Judy Smith-Martin waited 32 years for Kateri Tekakwitha to become the first Mohawk saint, and when the Vatican set her canonization for Oct. 21, she knew she had to go to Rome to fulfill a promise.
Kateri Tekakwitha was beatified in 1980 by Pope John Paul II.
Smith-Martin didn’t go alone. She convinced 20 other parishioners and members of her community to go with her, including the Rev. Norm Casey-her parish priest at St. Peter’s Anglican Church, where Smith-Martin works as secretary. St. Peter’s is one of four Anglican churches that make up the Six Nations Parish, located southeast of Brantford, Ont.
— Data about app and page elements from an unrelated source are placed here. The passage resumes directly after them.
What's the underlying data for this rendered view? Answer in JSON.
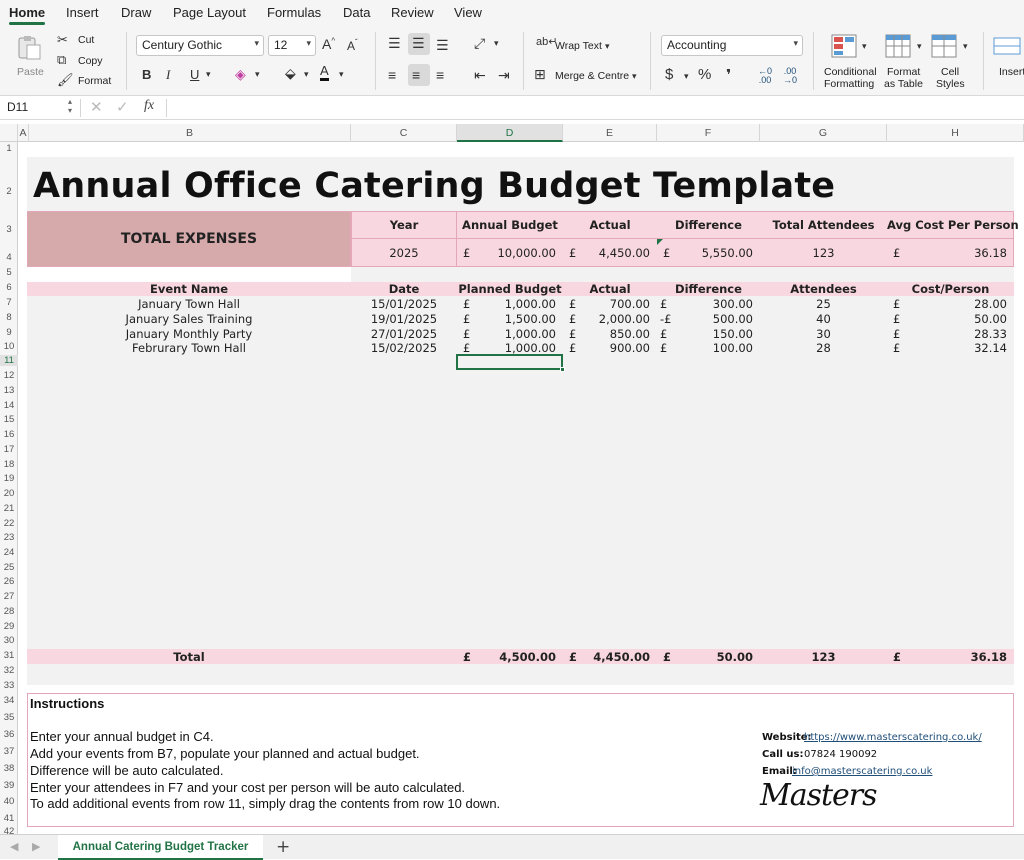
{
  "menu": {
    "items": [
      "Home",
      "Insert",
      "Draw",
      "Page Layout",
      "Formulas",
      "Data",
      "Review",
      "View"
    ]
  },
  "ribbon": {
    "paste": "Paste",
    "cut": "Cut",
    "copy": "Copy",
    "format": "Format",
    "font_name": "Century Gothic",
    "font_size": "12",
    "wrap_text": "Wrap Text",
    "merge_centre": "Merge & Centre",
    "number_format": "Accounting",
    "conditional": [
      "Conditional",
      "Formatting"
    ],
    "format_table": [
      "Format",
      "as Table"
    ],
    "cell_styles": [
      "Cell",
      "Styles"
    ],
    "insert": "Insert",
    "bold": "B",
    "italic": "I",
    "underline": "U",
    "currency": "$",
    "percent": "%",
    "comma": "❜"
  },
  "formula_bar": {
    "name_box": "D11",
    "fx": "fx",
    "formula": ""
  },
  "columns": [
    "A",
    "B",
    "C",
    "D",
    "E",
    "F",
    "G",
    "H"
  ],
  "rows": [
    "1",
    "2",
    "3",
    "4",
    "5",
    "6",
    "7",
    "8",
    "9",
    "10",
    "11",
    "12",
    "13",
    "14",
    "15",
    "16",
    "17",
    "18",
    "19",
    "20",
    "21",
    "22",
    "23",
    "24",
    "25",
    "26",
    "27",
    "28",
    "29",
    "30",
    "31",
    "32",
    "33",
    "34",
    "35",
    "36",
    "37",
    "38",
    "39",
    "40",
    "41",
    "42"
  ],
  "sheet": {
    "title": "Annual Office Catering Budget Template",
    "total_expenses": "TOTAL EXPENSES",
    "summary_headers": [
      "Year",
      "Annual Budget",
      "Actual",
      "Difference",
      "Total Attendees",
      "Avg Cost Per Person"
    ],
    "summary_values": {
      "year": "2025",
      "annual_budget": "10,000.00",
      "actual": "4,450.00",
      "difference": "5,550.00",
      "attendees": "123",
      "avg_cost": "36.18"
    },
    "currency": "£",
    "event_headers": [
      "Event Name",
      "Date",
      "Planned Budget",
      "Actual",
      "Difference",
      "Attendees",
      "Cost/Person"
    ],
    "events": [
      {
        "name": "January Town Hall",
        "date": "15/01/2025",
        "planned": "1,000.00",
        "actual": "700.00",
        "diff": "300.00",
        "diff_prefix": "£",
        "attendees": "25",
        "cpp": "28.00"
      },
      {
        "name": "January Sales Training",
        "date": "19/01/2025",
        "planned": "1,500.00",
        "actual": "2,000.00",
        "diff": "500.00",
        "diff_prefix": "-£",
        "attendees": "40",
        "cpp": "50.00"
      },
      {
        "name": "January Monthly Party",
        "date": "27/01/2025",
        "planned": "1,000.00",
        "actual": "850.00",
        "diff": "150.00",
        "diff_prefix": "£",
        "attendees": "30",
        "cpp": "28.33"
      },
      {
        "name": "Februrary Town Hall",
        "date": "15/02/2025",
        "planned": "1,000.00",
        "actual": "900.00",
        "diff": "100.00",
        "diff_prefix": "£",
        "attendees": "28",
        "cpp": "32.14"
      }
    ],
    "total": {
      "label": "Total",
      "planned": "4,500.00",
      "actual": "4,450.00",
      "diff": "50.00",
      "attendees": "123",
      "cpp": "36.18"
    },
    "instructions": {
      "heading": "Instructions",
      "lines": [
        "Enter your annual budget in C4.",
        "Add your events from B7, populate your planned and actual budget.",
        "Difference will be auto calculated.",
        "Enter your attendees in F7 and your cost per person will be auto calculated.",
        "To add additional events from row 11, simply drag the contents from row 10 down."
      ]
    },
    "contact": {
      "website_label": "Website:",
      "website": "https://www.masterscatering.co.uk/",
      "call_label": "Call us:",
      "call": "07824 190092",
      "email_label": "Email:",
      "email": "info@masterscatering.co.uk",
      "logo": "Masters"
    }
  },
  "tabs": {
    "sheet_name": "Annual Catering Budget Tracker",
    "add": "+"
  },
  "colors": {
    "accent": "#217346",
    "pink": "#f8d7e0",
    "rose": "#d6a9ab"
  }
}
It doesn’t matter that Kateri Tekakwitha is a Catholic saint, said Smith-Martin, who is Anglican. “She’s a Mohawk and I’m a Mohawk. She’s still a saint for the Mohawks. It’s a great honour,” she said in an interview.
Saint Kateri was born in 1656 in Ossemenon, what is present-day New York, to a Catholic Algonquin mother and a Mohawk father. She was four years old when her mother died of smallpox, a disease that Kateri survived, albeit with a scarred face. Raised by relatives, she was baptized at the age of 20 and took refuge in Saint Francis Xavier Mission, near Montreal, to escape hostility to her Christianity. She died in 1680, at the age of 24.
It was “so exhilarating” to be at St. Peter’s Square for the ceremony, attended by about 200,000 people, said Smith-Martin. “We couldn’t believe the number of people from around the world who were already in line when we got there at 6 a.m. Some had been in line all night.”
Smith-Martin managed to get a seat close to the dais where Pope Benedict XVI opened the ceremony. In his remarks, he referred to Saint Kateri as “protectress of Canada and the first native American saint.” He said she had led a simple life and “remained faithful to her love for Jesus, to prayer and to daily mass.” She also lived “a life radiant with faith and purity,” he said. “Kateri impresses us by the action of grace in her life in spite of the absence of external help and by the courage of her vocation, so unusual in her culture.”
The Rev. Norm Casey noted that indigenous people from both North and South America attended the ceremony. The presence at the ceremony of Anglicans and traditional people from the Six Nations reserve “…brought us together as one people,” he told the Journal. “We saw it as a way of opening doors between us.”
When Kateri Tekakwitha was proclaimed a saint, there was “a joyous shout,” recalled Smith-Martin. “Apparently, they’d never had that happen before,” she added, laughing.
Smith-Martin said Saint Kateri had “a very hard life” but she managed to rise above it and led her people “to the path of God.” Known as the “Lily of the Mohawks” because of her vow of chastity, the story goes that when she died, all the small pox marks disappeared from her face.